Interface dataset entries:
*** Begin section ***
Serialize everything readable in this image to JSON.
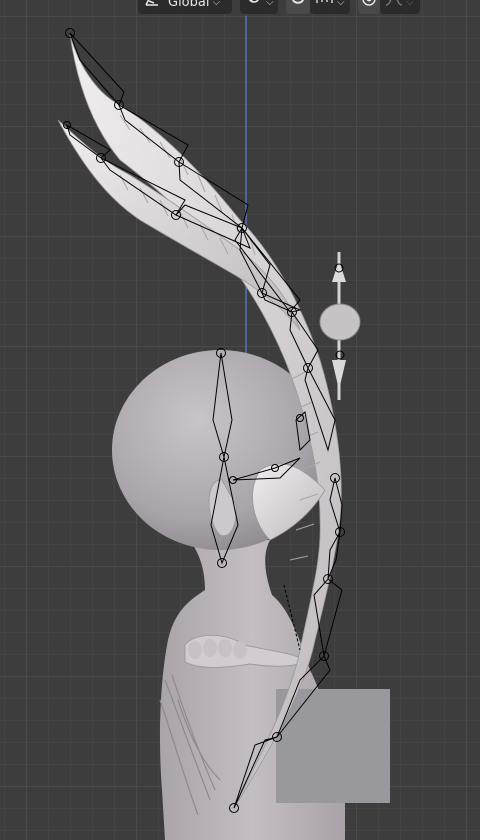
{
  "header": {
    "transform_orientation": {
      "icon": "orientation-icon",
      "label": "Global"
    },
    "pivot": {
      "icon": "pivot-point-icon"
    },
    "snapping": {
      "icon": "magnet-icon",
      "increment_icon": "snap-increment-icon"
    },
    "proportional": {
      "icon": "proportional-editing-icon",
      "falloff_icon": "falloff-curve-icon"
    }
  },
  "colors": {
    "grid_bg": "#3d3d3d",
    "axis_line": "#4f73b8",
    "mesh": "#d9d6d8",
    "bone_outline": "#000000",
    "gray_box": "#99999d"
  }
}
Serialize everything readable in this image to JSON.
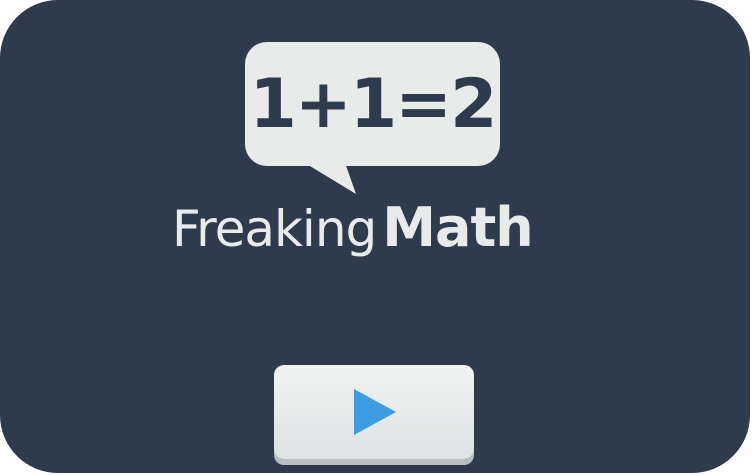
{
  "logo": {
    "equation": "1+1=2",
    "title_light": "Freaking",
    "title_bold": "Math"
  },
  "play_button": {
    "icon": "play-icon"
  },
  "colors": {
    "background": "#2e3b4d",
    "bubble": "#e9ebeb",
    "text_light": "#e9ebeb",
    "play_icon": "#3d9de3",
    "button": "#eceeef"
  }
}
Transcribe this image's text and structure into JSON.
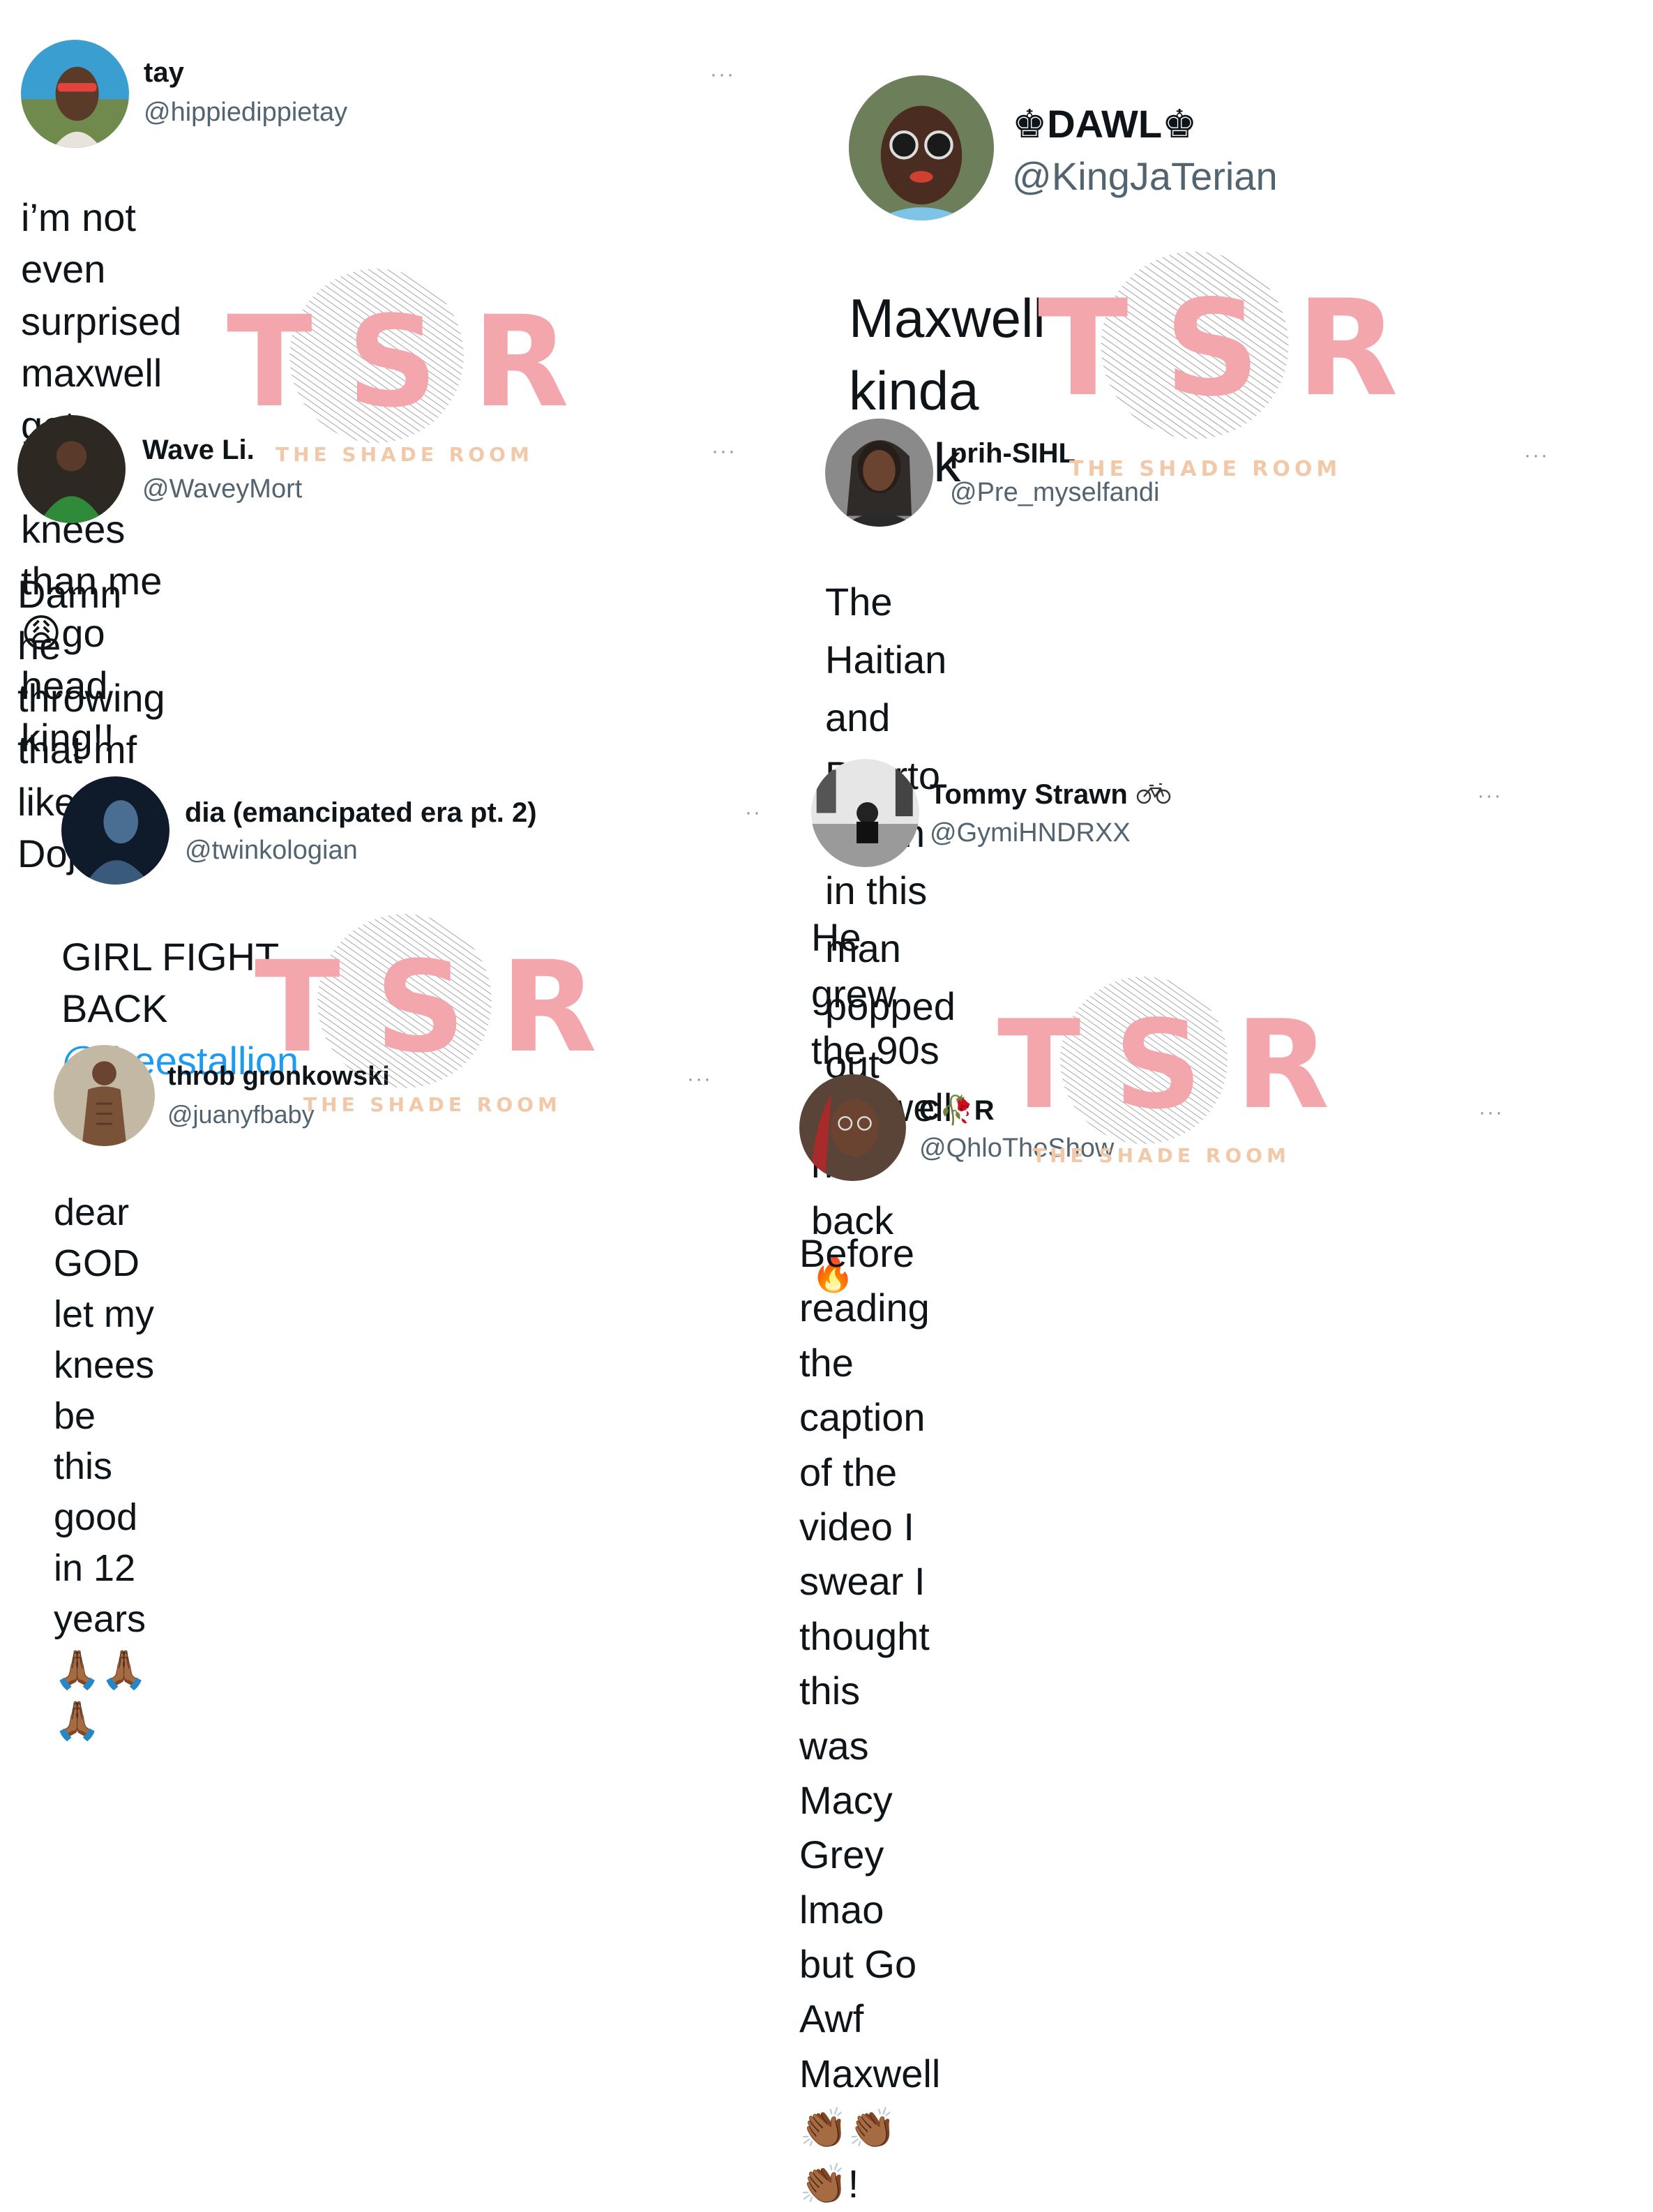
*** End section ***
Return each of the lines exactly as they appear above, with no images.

Serialize everything readable in this image to JSON.
{
  "header": {
    "transform_orientation": {
      "icon": "orientation-icon",
      "label": "Global"
    },
    "pivot": {
      "icon": "pivot-point-icon"
    },
    "snapping": {
      "icon": "magnet-icon",
      "increment_icon": "snap-increment-icon"
    },
    "proportional": {
      "icon": "proportional-editing-icon",
      "falloff_icon": "falloff-curve-icon"
    }
  },
  "colors": {
    "grid_bg": "#3d3d3d",
    "axis_line": "#4f73b8",
    "mesh": "#d9d6d8",
    "bone_outline": "#000000",
    "gray_box": "#99999d"
  }
}
Serialize everything readable in this image to JSON.
{
  "logo": {
    "equation": "1+1=2",
    "title_light": "Freaking",
    "title_bold": "Math"
  },
  "play_button": {
    "icon": "play-icon"
  },
  "colors": {
    "background": "#2e3b4d",
    "bubble": "#e9ebeb",
    "text_light": "#e9ebeb",
    "play_icon": "#3d9de3",
    "button": "#eceeef"
  }
}
Transcribe this image's text and structure into JSON.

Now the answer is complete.